I am fascinated by the internal structure of words (phonology and morphology), how they are processed in the brain (psycholinguistics), and how they change over time (historical linguistics). I am interested in how language can be modelled computationally, including speech recognition.

I am currently a Postdoctoral Researcher at the Faculty of Linguistics, Philology and Phonetics at University of Oxford. I work primarily on the EPSRC-funded Pertinacity grant (2022-2027), where I am responsible for the computational strand of the project.

Previously, I worked at the Surrey Morphology Group as a Postdoctoral Research Fellow exploring typological patterns in analogy with Erich Round. I have also worked as an Outreach Officer and Departmental Lecturer in Phonology at the University of Oxford and Associate Lecturer in Education at Oxford Brookes. My teaching includes phonology, phonetics, psycholinguistics, historical linguistics, morphology and general linguistics.

I completed my doctorate at Oxford in 2021, where I looked at phonological typology of modern Arabic varieties with regards to syllable structure, stress, and affixation.

For my academic CV, please look here. For my non-academic CV, please look here.

Outside of linguistics, I enjoy crochet, strategy board games, and fantasy fiction.


  • DPhil in Comparative Philology and General Linguistics, 2021

    University of Oxford

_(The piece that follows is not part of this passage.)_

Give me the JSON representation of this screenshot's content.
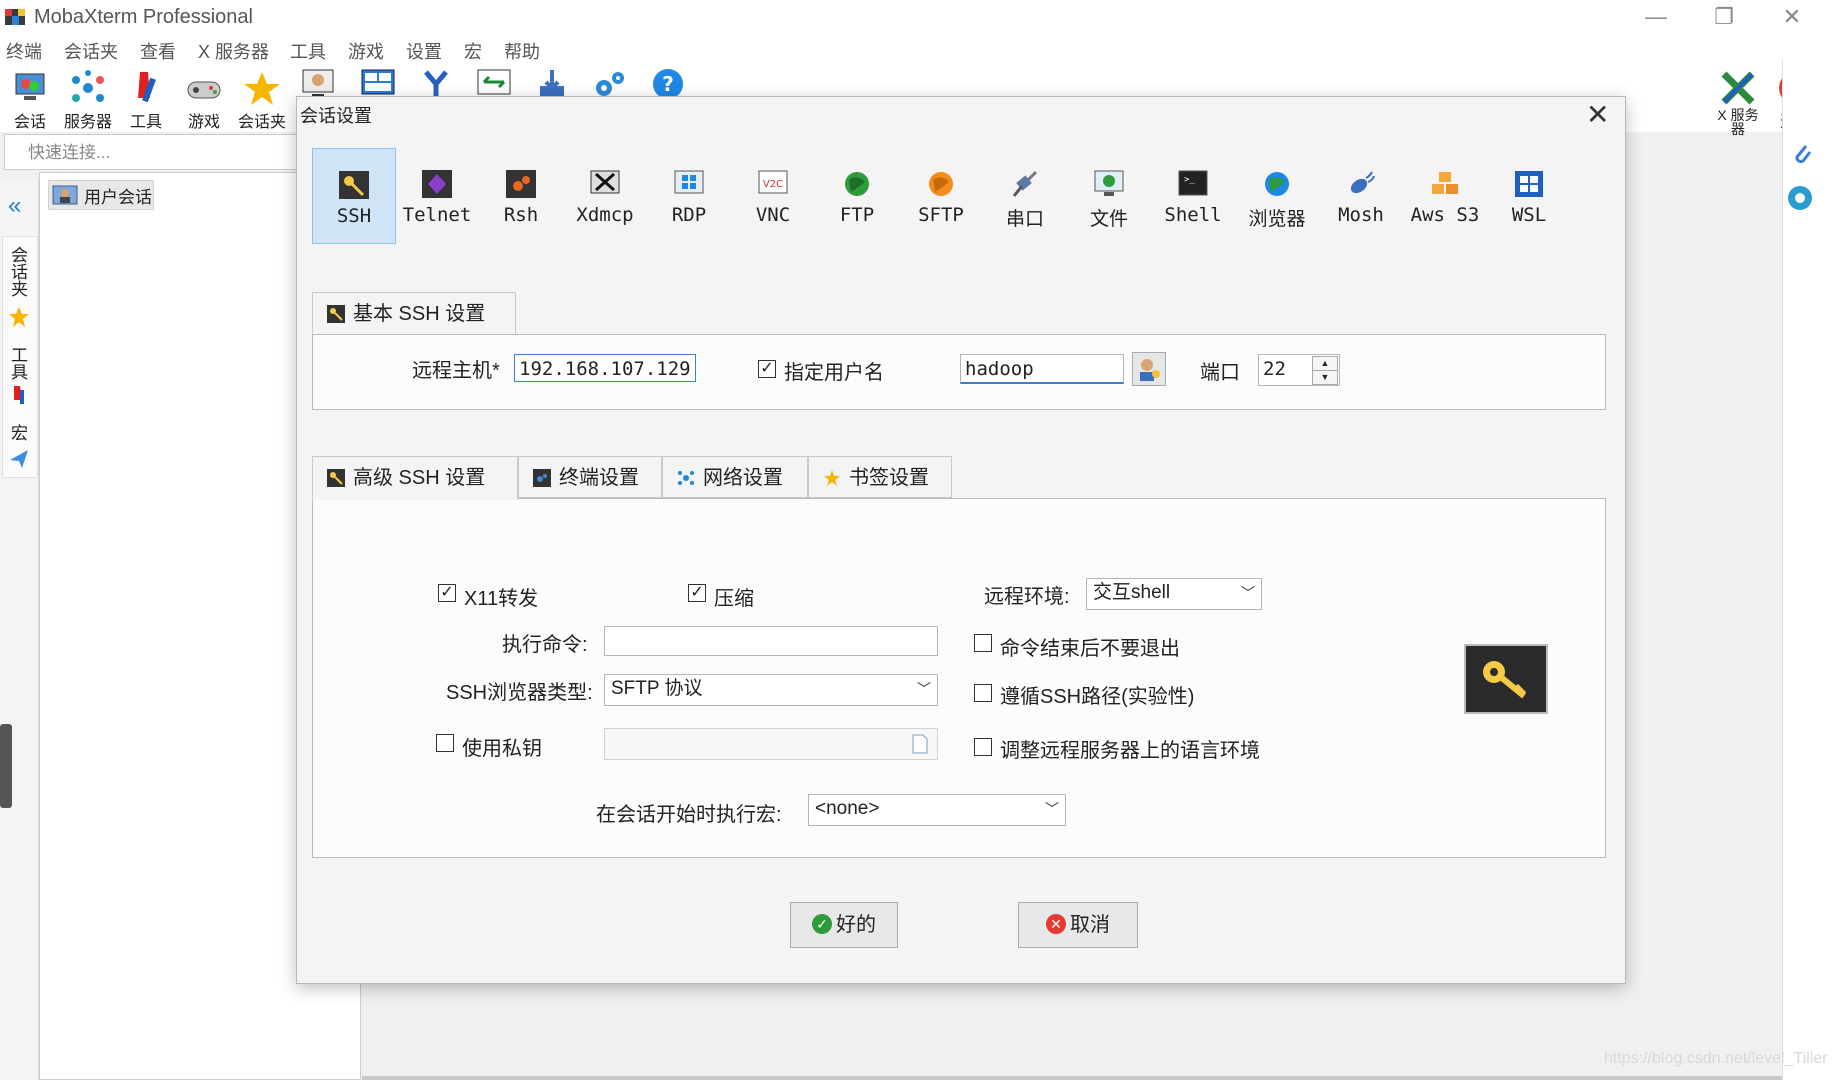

  • MPhil in General Linguistics and Comparative Philology, 2018

    University of Oxford

  • BA in Oriental Studies, 2016

    University of Oxford